In Shanghai, the sense of progress is even stronger. Imagine Atlanta on steroids. The Pudong New Area across the Huangpu River from the old city features the Shanghai Oriental East Pearl TV & Radio Tower, like two red potatoes skewered on a shishkabob stick. Brimming with high-rise office buildings, industrial parks and apartment buildings, on what used to be mud flats and rice paddies, Pudong has blossomed just within the last five years.

A parade of concrete trestles define the path of the next leg of expressway. In what some Chinese see as an excessive invasion of western marketing muscle, 8 to 10 Pepsi sings hang over each block of Nanjing Lu. This is the primary shopping district running west from the Bund, the promenade that overlooks both the Huangpu River and the showcase of classic French and British architecture that gives China's largest city (pop. 14 million and growing) its international flair.

About four miles west of the Bund is a stretch of extremely upscale retail development along Huaihai Lu, including a ritzy store opened recently by Isetan of Tokyo. The place even has its own parking lot, or car park, full of Mercedes and Lexus sedans, as well as a couple Chrysler and Mazda minivans, probably all slipped in through Hong Kong.

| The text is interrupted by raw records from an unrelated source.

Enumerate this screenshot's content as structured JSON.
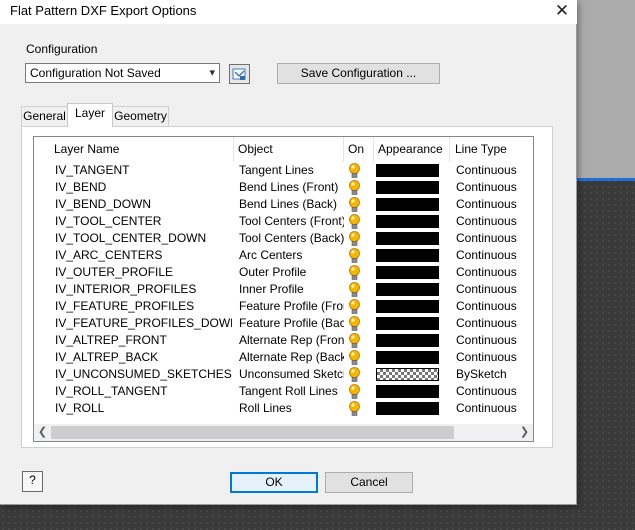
{
  "window": {
    "title": "Flat Pattern DXF Export Options"
  },
  "configuration": {
    "label": "Configuration",
    "selected": "Configuration Not Saved",
    "save_button": "Save Configuration ..."
  },
  "tabs": [
    {
      "label": "General",
      "active": false
    },
    {
      "label": "Layer",
      "active": true
    },
    {
      "label": "Geometry",
      "active": false
    }
  ],
  "table": {
    "columns": [
      "Layer Name",
      "Object",
      "On",
      "Appearance",
      "Line Type"
    ],
    "rows": [
      {
        "layer": "IV_TANGENT",
        "object": "Tangent Lines",
        "on": true,
        "appearance": "solid-black",
        "line_type": "Continuous"
      },
      {
        "layer": "IV_BEND",
        "object": "Bend Lines (Front)",
        "on": true,
        "appearance": "solid-black",
        "line_type": "Continuous"
      },
      {
        "layer": "IV_BEND_DOWN",
        "object": "Bend Lines (Back)",
        "on": true,
        "appearance": "solid-black",
        "line_type": "Continuous"
      },
      {
        "layer": "IV_TOOL_CENTER",
        "object": "Tool Centers (Front)",
        "on": true,
        "appearance": "solid-black",
        "line_type": "Continuous"
      },
      {
        "layer": "IV_TOOL_CENTER_DOWN",
        "object": "Tool Centers (Back)",
        "on": true,
        "appearance": "solid-black",
        "line_type": "Continuous"
      },
      {
        "layer": "IV_ARC_CENTERS",
        "object": "Arc Centers",
        "on": true,
        "appearance": "solid-black",
        "line_type": "Continuous"
      },
      {
        "layer": "IV_OUTER_PROFILE",
        "object": "Outer Profile",
        "on": true,
        "appearance": "solid-black",
        "line_type": "Continuous"
      },
      {
        "layer": "IV_INTERIOR_PROFILES",
        "object": "Inner Profile",
        "on": true,
        "appearance": "solid-black",
        "line_type": "Continuous"
      },
      {
        "layer": "IV_FEATURE_PROFILES",
        "object": "Feature Profile (Front)",
        "on": true,
        "appearance": "solid-black",
        "line_type": "Continuous"
      },
      {
        "layer": "IV_FEATURE_PROFILES_DOWN",
        "object": "Feature Profile (Back)",
        "on": true,
        "appearance": "solid-black",
        "line_type": "Continuous"
      },
      {
        "layer": "IV_ALTREP_FRONT",
        "object": "Alternate Rep (Front)",
        "on": true,
        "appearance": "solid-black",
        "line_type": "Continuous"
      },
      {
        "layer": "IV_ALTREP_BACK",
        "object": "Alternate Rep (Back)",
        "on": true,
        "appearance": "solid-black",
        "line_type": "Continuous"
      },
      {
        "layer": "IV_UNCONSUMED_SKETCHES",
        "object": "Unconsumed Sketches",
        "on": true,
        "appearance": "checker",
        "line_type": "BySketch"
      },
      {
        "layer": "IV_ROLL_TANGENT",
        "object": "Tangent Roll Lines",
        "on": true,
        "appearance": "solid-black",
        "line_type": "Continuous"
      },
      {
        "layer": "IV_ROLL",
        "object": "Roll Lines",
        "on": true,
        "appearance": "solid-black",
        "line_type": "Continuous"
      }
    ]
  },
  "buttons": {
    "ok": "OK",
    "cancel": "Cancel",
    "help_icon": "?"
  },
  "icons": {
    "close": "close-icon",
    "browse": "browse-folder-icon",
    "on": "lightbulb-icon",
    "help": "help-icon",
    "combo": "chevron-down-icon",
    "scroll_left": "scroll-left-arrow-icon",
    "scroll_right": "scroll-right-arrow-icon"
  },
  "colors": {
    "dialog_bg": "#f0f0f0",
    "accent": "#0078d7",
    "bulb": "#f7b500",
    "appearance_solid": "#000000"
  }
}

True, China lacks both a fully developed system of consumer credit or an adequate retail network to convert the dream of private car ownership to reality. But Auto China '96, held in Beijing in late June, attests to the spiraling awareness and desires of a population still giddy from its first flirtations with western-fed consumerism.

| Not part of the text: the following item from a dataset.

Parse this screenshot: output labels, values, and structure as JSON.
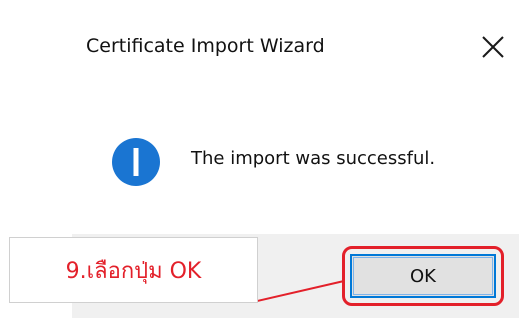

The young opening-day crowd rushed exhibit stands as if their favorite rock stars or movie idols were about to burst onstage. In a small room behind the Ford exhibit a dozen young men grapple for bags filled with brochures, as if they were free passes to an amusement park or a World Cup soccer match.

"This is something we only dream of today, but someday, maybe when I am my parents' age, I can own my own car." says Chen Zhu Wei, a 16-year-old Beijing resident who was particularly impressed by a Dodge Viper. "There was I time when my parents thought they would never own a television, and now they do."

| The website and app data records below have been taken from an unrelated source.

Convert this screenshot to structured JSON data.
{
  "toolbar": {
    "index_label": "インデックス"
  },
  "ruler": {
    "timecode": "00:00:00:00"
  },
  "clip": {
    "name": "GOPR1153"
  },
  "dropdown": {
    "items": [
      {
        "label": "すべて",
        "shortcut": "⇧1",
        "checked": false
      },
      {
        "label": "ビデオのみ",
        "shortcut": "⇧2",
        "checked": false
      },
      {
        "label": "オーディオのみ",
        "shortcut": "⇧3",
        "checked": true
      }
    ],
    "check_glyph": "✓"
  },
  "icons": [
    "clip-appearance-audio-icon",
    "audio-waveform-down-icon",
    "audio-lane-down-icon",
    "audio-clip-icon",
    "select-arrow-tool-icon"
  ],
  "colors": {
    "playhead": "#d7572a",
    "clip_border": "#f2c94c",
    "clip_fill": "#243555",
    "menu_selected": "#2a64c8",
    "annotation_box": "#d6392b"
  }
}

Let's keep this in perspective. The government will remain the primary customer of cars and trucks for the near to mid-term future. This year, between the hundreds of low-volume domestic vehicle makes and the half-dozen major players, China will build more cars and trucks than it can sell.

Then there's the huge question of what happens to this economic growth as marginal domestic enterprises are allowed to fail, putting significant numbers of people out of work. Will the joint ventures pick them up?

"There's a little bit of the Wild West about this place now," says Majdi Abulaban, managing director for Delphi Packard Electric Shanghai Ltd. "There's a great awareness here that they need to catch up, and they need help to do that. They're selling part of most every viable business they own. It takes a lot of self-confidence to take a risk like that."